There's been a large police focus around the Yarra River in the area Ms Flack was last seen with water police and air support also looking for clues.
None of those searches have turned up anything of interest with police now appealing to the public for any sightings.
"We're hoping she's just decided to go off with a friend somewhere, obviously she's had no contact with family or friends which is concerning," Sen. Con. Garside said.
Police are investigating everything and have not ruled out foul play, he added.
"The public is our biggest asset to try and find her, Bridget has a lot of family and friends," he said.
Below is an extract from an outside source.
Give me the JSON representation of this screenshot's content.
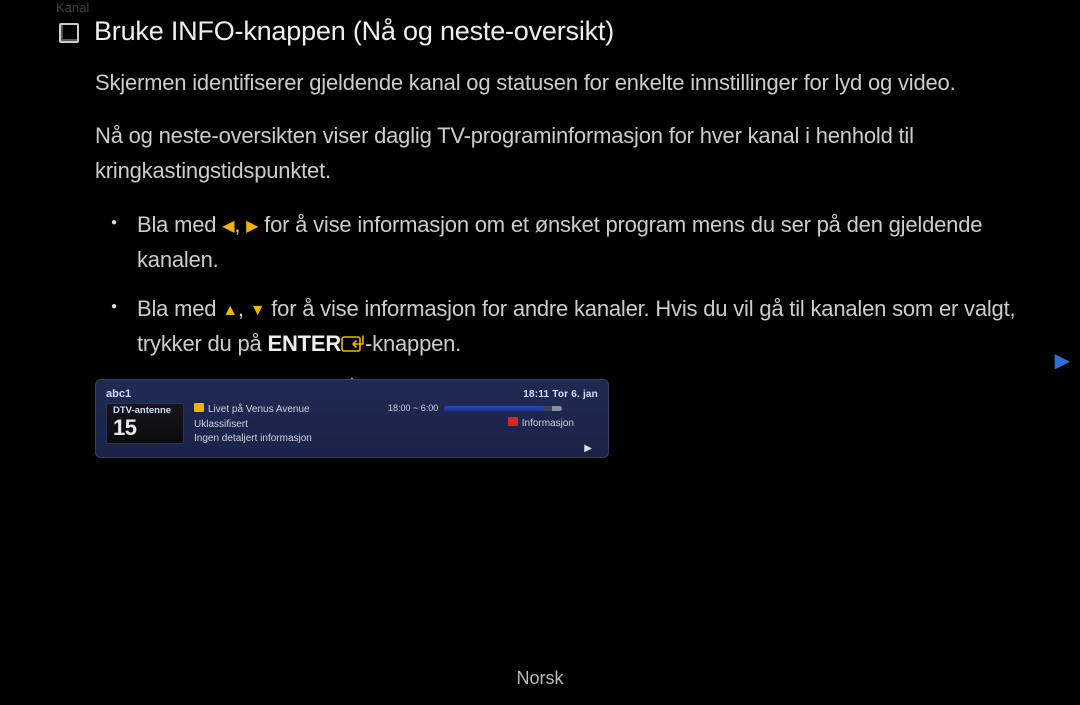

Ms Flack's older sister broke down today as she told reporters she was just desperate for any news.
"Someone can't just disappear in 10 days, there can't just be no trace, whether it be social, physical, an item of clothing," Ms Pucci Love said.
On Tuesday, around 120 people helped search the area where Ms Flack was last seen and a Facebook group called 'Have You Seen Bridget?' has more than 4000 members.
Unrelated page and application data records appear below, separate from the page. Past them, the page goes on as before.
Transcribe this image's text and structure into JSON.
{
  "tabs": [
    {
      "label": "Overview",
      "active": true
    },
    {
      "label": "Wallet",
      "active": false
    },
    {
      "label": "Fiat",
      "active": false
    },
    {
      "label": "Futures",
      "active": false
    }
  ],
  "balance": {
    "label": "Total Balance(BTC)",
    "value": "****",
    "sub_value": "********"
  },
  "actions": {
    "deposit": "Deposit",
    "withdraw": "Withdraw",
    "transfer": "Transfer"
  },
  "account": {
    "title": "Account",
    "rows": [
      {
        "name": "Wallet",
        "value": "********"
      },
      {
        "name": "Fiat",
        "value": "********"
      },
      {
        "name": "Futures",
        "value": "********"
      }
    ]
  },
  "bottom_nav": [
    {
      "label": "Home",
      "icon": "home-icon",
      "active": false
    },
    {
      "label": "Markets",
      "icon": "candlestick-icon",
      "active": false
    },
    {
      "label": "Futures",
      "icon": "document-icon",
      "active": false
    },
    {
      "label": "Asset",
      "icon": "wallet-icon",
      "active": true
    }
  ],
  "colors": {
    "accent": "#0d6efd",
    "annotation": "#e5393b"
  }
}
Ms Pucci Love said it was "incredibly uncharacteristic" for her sister to disappear like this.
"She has a close community of friends...she works full-time and DJs on the side...it's very uncharacteristic for her to not be with friends of leaning on friends when she needs help," she said.
Ms Pucci Love said she "hopes for the best but fears the worst".
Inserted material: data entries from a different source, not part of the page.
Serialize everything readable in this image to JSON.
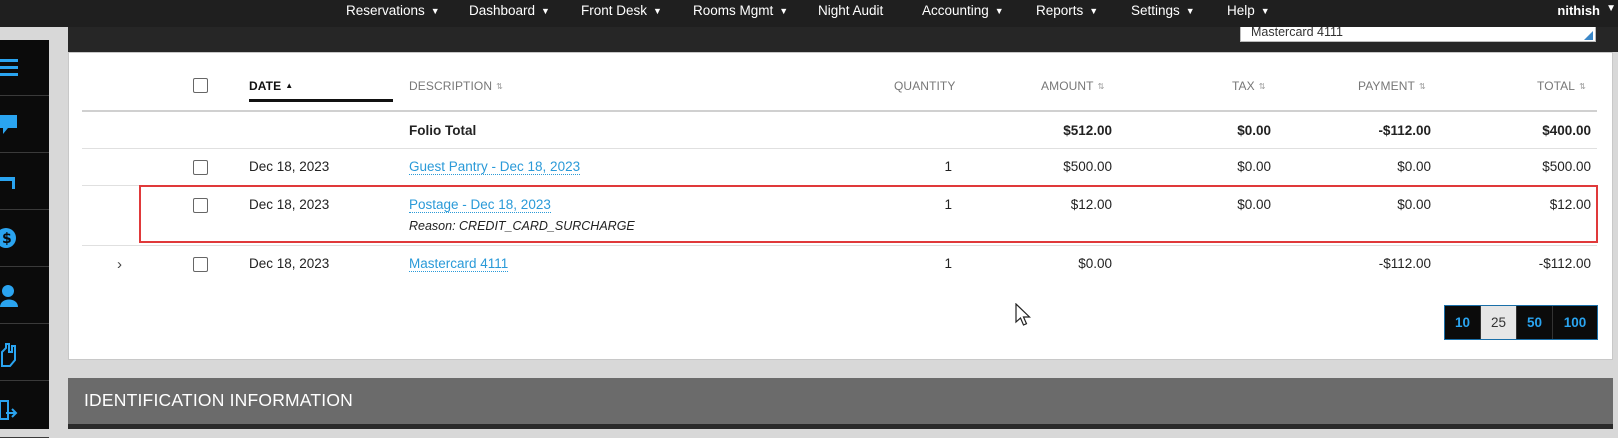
{
  "nav": {
    "items": [
      {
        "label": "Reservations",
        "caret": true
      },
      {
        "label": "Dashboard",
        "caret": true
      },
      {
        "label": "Front Desk",
        "caret": true
      },
      {
        "label": "Rooms Mgmt",
        "caret": true
      },
      {
        "label": "Night Audit",
        "caret": false
      },
      {
        "label": "Accounting",
        "caret": true
      },
      {
        "label": "Reports",
        "caret": true
      },
      {
        "label": "Settings",
        "caret": true
      },
      {
        "label": "Help",
        "caret": true
      }
    ],
    "user": "nithish"
  },
  "payment_select": {
    "value": "Mastercard 4111"
  },
  "sidebar": {
    "icons": [
      "list-icon",
      "chat-icon",
      "bed-icon",
      "dollar-icon",
      "user-icon",
      "hand-icon",
      "transfer-icon"
    ]
  },
  "table": {
    "headers": {
      "date": "DATE",
      "description": "DESCRIPTION",
      "quantity": "QUANTITY",
      "amount": "AMOUNT",
      "tax": "TAX",
      "payment": "PAYMENT",
      "total": "TOTAL"
    },
    "folio_total": {
      "label": "Folio Total",
      "amount": "$512.00",
      "tax": "$0.00",
      "payment": "-$112.00",
      "total": "$400.00"
    },
    "rows": [
      {
        "date": "Dec 18, 2023",
        "description": "Guest Pantry - Dec 18, 2023",
        "reason": "",
        "quantity": "1",
        "amount": "$500.00",
        "tax": "$0.00",
        "payment": "$0.00",
        "total": "$500.00"
      },
      {
        "date": "Dec 18, 2023",
        "description": "Postage - Dec 18, 2023",
        "reason": "Reason: CREDIT_CARD_SURCHARGE",
        "quantity": "1",
        "amount": "$12.00",
        "tax": "$0.00",
        "payment": "$0.00",
        "total": "$12.00"
      },
      {
        "date": "Dec 18, 2023",
        "description": "Mastercard 4111",
        "reason": "",
        "quantity": "1",
        "amount": "$0.00",
        "tax": "",
        "payment": "-$112.00",
        "total": "-$112.00"
      }
    ]
  },
  "pagination": {
    "options": [
      "10",
      "25",
      "50",
      "100"
    ],
    "selected": "25"
  },
  "section": {
    "identification_title": "IDENTIFICATION INFORMATION"
  },
  "colors": {
    "link": "#2a9ad8",
    "highlight_border": "#e0393a",
    "nav_bg": "#1f1f1f",
    "pager_text": "#2aa4f0"
  }
}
In a statement earlier today, Ms Pucci Love said her sister had needed help with her mental health but only received a spot in hospital two days after going missing.
"She had been struggling with mental health issues and received a bed at a hospital two days after she went missing. Two days too late," she said.
Later speaking to reporters, Ms Pucci Love said she was concerned.
"We've never been through anything like this...but when someone goes missing with no trace...when there's no bank account activity and you think 'how does someone survive for this amount of time? Without accessing an account or phone,'" she said.
"The fact that that has totally stopped I find that quite concerning."
Ms Pucci Love said her younger sister was "quite vulnerable" and had, like a large number of Aussies, especially those in Melbourne, been hit hard by coronavirus.
"She is a transgender woman and I think by nature that makes her a little more vulnerable in the community so we are very concerned about that," she said.
"She had reached out to me about three weeks ago to say she needed extra help and that was part of the reason we'd been speaking daily...she had an awareness to know she wasn't feeling great and we were working hard to get her that extra help.
"She was very open about her struggle but was quick to reassure us she was OK but just needed help."
Breaking down, Ms Pucci Love said she wanted her sister to know "we love her so very much and our only concern is her safety and happiness".
The organisers behind the Facebook group 'Have You Seen Bridget?' will hold another two searches on Saturday at Dights Falls, near where Ms Flack was last seen.
Ms Flack is white, about 170cm tall, with a thin build and shoulder length brown hair.
Anyone who sees her or has any information is urged to call Emergency Services on 000 or the Melbourne North Police Station on 03 8379 0800.
Originally published as 'Too late': Woman's fears for missing sister